  4. Click Save & Close.

In future, simply use the name of the contact group to send them an email or invite them to a meeting. If you click on the plus next to the group’s name you will see all the people in the group and you could temporarily remove one of the recipients. Useful if you want to organise a party for one of them, but you don’t want them to know about it.

Related tips
Create a distribution list from a single e-mail
Top ten Microsoft Outlook shortcuts

Upcoming courses
As classroom training is suspended for the foreseeable future, we offer one-hour hands-on virtual training sessions. You can cherry-pick the most relevant topics from the various ‘off the shelf’ course outlines. Or why not book a “How did you do that?” session for your team and I will share my top time-saving tips. Even if you believe you have mastered Microsoft Office I guarantee you will go away with new tricks, tips and shortcuts that you never would have found on your own.

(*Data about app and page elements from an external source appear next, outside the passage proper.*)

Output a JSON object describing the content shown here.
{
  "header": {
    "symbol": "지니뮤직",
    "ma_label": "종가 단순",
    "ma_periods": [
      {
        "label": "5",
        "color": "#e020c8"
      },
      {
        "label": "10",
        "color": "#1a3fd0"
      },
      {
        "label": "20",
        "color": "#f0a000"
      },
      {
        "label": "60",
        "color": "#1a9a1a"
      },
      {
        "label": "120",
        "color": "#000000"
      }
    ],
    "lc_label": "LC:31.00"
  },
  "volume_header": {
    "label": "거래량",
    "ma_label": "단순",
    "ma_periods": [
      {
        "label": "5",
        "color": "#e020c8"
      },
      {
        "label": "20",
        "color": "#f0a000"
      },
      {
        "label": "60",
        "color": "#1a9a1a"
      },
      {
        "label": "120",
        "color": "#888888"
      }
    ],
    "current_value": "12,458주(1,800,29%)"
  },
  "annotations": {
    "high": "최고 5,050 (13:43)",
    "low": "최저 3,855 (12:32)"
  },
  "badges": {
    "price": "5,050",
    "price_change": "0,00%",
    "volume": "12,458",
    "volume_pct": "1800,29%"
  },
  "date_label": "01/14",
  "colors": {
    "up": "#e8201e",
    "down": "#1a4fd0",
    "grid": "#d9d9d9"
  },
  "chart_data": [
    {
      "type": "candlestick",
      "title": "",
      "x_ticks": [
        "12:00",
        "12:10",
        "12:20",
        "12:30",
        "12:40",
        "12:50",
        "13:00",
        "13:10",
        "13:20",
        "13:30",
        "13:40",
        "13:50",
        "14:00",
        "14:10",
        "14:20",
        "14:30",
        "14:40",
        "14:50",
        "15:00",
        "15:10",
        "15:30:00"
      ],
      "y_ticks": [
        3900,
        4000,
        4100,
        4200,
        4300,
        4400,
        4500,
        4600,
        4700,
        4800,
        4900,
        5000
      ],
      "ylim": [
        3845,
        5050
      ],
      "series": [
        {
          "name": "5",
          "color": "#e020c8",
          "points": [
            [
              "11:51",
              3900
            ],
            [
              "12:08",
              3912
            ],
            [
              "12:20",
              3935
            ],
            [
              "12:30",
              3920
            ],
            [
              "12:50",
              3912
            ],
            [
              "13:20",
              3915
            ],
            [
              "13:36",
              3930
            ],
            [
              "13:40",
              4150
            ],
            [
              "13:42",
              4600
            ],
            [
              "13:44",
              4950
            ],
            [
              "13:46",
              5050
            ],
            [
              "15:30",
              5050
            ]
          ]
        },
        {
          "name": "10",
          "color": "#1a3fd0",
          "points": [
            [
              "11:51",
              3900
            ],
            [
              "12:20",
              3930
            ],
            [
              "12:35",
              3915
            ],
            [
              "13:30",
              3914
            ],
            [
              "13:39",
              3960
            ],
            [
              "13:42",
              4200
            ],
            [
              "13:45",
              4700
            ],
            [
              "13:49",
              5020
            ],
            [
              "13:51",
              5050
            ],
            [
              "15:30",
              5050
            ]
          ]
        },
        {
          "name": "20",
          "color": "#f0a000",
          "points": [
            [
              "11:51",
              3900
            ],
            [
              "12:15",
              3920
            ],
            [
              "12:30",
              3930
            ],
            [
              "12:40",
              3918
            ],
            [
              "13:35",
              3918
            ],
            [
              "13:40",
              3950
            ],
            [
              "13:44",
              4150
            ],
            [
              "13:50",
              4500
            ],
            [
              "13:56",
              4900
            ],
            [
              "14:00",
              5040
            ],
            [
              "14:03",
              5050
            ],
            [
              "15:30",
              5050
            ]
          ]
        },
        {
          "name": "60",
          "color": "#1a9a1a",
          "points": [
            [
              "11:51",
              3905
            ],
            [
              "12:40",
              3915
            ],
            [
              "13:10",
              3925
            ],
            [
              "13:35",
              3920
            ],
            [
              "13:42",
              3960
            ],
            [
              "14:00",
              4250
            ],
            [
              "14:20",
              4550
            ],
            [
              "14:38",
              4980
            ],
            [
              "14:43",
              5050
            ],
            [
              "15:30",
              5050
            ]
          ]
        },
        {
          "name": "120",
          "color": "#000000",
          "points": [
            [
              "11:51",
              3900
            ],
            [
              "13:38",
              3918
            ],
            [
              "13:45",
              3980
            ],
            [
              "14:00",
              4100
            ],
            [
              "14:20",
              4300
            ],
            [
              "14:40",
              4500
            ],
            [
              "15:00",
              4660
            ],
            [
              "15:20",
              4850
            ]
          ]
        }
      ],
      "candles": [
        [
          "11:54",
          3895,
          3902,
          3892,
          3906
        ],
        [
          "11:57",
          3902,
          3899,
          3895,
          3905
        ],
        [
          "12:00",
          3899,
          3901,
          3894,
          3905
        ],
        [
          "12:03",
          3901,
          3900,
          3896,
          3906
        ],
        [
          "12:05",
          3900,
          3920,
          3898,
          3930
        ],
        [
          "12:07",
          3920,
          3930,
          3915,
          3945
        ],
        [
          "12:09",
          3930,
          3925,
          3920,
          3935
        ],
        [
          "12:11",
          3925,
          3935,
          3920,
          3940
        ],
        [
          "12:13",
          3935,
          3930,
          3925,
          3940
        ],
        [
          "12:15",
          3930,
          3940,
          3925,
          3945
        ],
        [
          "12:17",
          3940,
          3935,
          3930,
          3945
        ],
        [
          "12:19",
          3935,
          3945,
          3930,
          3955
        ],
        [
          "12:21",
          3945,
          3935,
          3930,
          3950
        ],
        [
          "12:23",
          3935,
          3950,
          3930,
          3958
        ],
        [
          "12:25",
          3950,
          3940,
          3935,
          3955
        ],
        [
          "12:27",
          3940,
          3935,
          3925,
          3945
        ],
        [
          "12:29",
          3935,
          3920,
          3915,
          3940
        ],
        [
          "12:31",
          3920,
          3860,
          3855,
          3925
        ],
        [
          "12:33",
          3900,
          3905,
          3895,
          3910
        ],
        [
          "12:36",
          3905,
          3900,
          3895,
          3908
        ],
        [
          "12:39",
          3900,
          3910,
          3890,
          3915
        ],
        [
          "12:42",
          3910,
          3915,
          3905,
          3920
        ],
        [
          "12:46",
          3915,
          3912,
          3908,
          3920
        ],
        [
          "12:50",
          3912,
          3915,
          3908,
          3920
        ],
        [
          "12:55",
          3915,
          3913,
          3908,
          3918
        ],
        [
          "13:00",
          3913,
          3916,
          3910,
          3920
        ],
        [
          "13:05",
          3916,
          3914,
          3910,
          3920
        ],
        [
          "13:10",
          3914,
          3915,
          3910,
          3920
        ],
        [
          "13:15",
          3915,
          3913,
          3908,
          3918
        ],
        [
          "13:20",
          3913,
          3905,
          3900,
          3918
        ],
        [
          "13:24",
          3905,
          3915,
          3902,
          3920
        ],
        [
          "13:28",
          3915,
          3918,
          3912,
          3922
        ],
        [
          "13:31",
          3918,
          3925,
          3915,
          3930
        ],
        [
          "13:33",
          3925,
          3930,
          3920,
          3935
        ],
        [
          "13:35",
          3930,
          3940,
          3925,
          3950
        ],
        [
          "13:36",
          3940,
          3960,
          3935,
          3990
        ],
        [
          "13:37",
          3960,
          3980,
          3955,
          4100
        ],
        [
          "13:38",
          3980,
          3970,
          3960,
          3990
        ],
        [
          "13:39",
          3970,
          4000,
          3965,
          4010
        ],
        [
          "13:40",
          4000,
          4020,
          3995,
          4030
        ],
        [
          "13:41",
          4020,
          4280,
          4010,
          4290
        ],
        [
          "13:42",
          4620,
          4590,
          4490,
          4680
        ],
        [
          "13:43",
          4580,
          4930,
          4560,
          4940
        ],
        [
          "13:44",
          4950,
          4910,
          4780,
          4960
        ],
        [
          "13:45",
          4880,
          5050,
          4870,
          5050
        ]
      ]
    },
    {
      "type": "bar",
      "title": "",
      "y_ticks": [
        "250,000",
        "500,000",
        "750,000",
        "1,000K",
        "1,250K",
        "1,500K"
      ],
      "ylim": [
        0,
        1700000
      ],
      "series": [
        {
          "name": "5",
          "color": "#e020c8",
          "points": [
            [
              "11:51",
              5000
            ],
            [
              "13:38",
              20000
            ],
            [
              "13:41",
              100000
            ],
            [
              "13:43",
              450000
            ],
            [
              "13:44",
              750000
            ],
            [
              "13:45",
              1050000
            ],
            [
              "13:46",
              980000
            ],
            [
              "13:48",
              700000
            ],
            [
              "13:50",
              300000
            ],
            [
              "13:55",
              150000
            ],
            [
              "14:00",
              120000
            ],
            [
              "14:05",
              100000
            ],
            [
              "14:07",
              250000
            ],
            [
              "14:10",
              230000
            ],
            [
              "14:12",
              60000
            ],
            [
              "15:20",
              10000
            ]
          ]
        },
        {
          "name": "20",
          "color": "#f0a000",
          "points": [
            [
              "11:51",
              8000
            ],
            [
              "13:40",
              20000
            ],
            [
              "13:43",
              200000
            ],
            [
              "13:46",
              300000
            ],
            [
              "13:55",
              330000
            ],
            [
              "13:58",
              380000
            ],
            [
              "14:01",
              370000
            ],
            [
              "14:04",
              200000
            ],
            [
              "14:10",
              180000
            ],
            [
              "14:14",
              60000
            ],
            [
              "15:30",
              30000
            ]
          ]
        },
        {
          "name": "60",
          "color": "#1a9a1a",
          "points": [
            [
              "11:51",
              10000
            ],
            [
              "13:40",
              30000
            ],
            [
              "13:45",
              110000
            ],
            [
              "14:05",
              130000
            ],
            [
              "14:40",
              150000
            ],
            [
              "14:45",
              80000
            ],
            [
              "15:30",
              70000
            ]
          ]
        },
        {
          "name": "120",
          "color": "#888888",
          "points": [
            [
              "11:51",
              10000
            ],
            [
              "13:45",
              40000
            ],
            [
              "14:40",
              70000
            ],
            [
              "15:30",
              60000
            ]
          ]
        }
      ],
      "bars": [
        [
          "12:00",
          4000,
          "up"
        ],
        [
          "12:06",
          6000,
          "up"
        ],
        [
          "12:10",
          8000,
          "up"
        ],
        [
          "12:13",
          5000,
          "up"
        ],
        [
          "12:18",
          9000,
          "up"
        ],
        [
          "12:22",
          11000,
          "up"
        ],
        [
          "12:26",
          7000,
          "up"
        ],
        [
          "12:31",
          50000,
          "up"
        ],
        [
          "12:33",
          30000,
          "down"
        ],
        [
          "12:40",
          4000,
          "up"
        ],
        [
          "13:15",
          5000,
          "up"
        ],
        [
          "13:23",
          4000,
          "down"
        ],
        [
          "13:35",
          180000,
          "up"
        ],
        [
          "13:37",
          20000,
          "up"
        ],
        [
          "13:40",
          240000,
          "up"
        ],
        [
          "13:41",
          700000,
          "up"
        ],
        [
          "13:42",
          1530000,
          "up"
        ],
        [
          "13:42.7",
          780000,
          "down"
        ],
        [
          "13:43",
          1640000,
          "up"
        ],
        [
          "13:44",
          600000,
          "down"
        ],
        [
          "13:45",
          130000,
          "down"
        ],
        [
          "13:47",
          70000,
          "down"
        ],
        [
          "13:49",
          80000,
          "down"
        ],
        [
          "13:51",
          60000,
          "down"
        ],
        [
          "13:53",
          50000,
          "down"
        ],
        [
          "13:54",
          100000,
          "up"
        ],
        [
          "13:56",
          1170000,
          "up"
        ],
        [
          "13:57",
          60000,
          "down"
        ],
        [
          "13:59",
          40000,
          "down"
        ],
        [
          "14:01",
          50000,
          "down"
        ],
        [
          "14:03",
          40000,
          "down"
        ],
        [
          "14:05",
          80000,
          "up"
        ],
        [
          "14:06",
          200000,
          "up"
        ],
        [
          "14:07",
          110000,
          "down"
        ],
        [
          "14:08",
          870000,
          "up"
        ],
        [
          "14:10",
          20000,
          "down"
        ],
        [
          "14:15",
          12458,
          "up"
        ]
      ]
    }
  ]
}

Tame your computer – recycle and reuse Quick Parts

26 May

CleverclogsTipTime2The other day I had to change the text of one of my “Quick Parts” and realised it wasn’t as intuitive as you might think. So here’s a tip, giving me the opportunity to remind all of you of this underutilised feature to create reusable bits of preformatted text or pictures and logos you frequently use in Word or Outlook.

Here’s how:

  1. If necessary, remind yourself of the name you gave the Quick Part entry or temporarily add the old text. (On the Insert tab, in the Text group, click Quick Parts. Or perhaps you stuck the Quick Parts button on your Quick Access Toolbar as suggested in tip 335?)
  2. Modify and select the text or picture.
  3. On the Insert tab, in the Text group, click Quick Parts, click Save Selection to Quick Part Gallery.
  4. Enter the same name to identify the entry, which can also be used for shortcut purposes.
  5. Press ENTER or click OK.
  6. Press ENTER or click Yes.

In future simply type the name of the Quick Part and press F3. If you prefer or cannot remember what you called the Quick Part, click on the Quick Parts button on the Insert tab – or (by now) from your Quick Access Toolbar.

NOTE: When you have added or modified building blocks and you close down Microsoft Word or Outlook, you will be asked whether or not you want to save them for future use. Unless you want to follow the steps described above again, click on Save.

Related tips

Tame your computer – calendar clarity

8 Apr

CleverclogsTipTime2If you start your day checking your Outlook calendar, you might want to open it by default, rather than the Inbox.

Here’s how:

  1. On the File tab, click on Options.
  2. Type the letter A (or click on Advanced).
  3. Under Outlook start and exit, click on Browse.
  4. In the Select Folder dialog box, click on Calendar.
  5. Click OK twice.

You can also use this to automatically open a particular subfolder, which might be handy if you use rules to move emails to a specific folder.

Next time you open Outlook, the calendar will be displayed by default. And remember, you can have both your calendar and inbox open at the same time.

 Related tips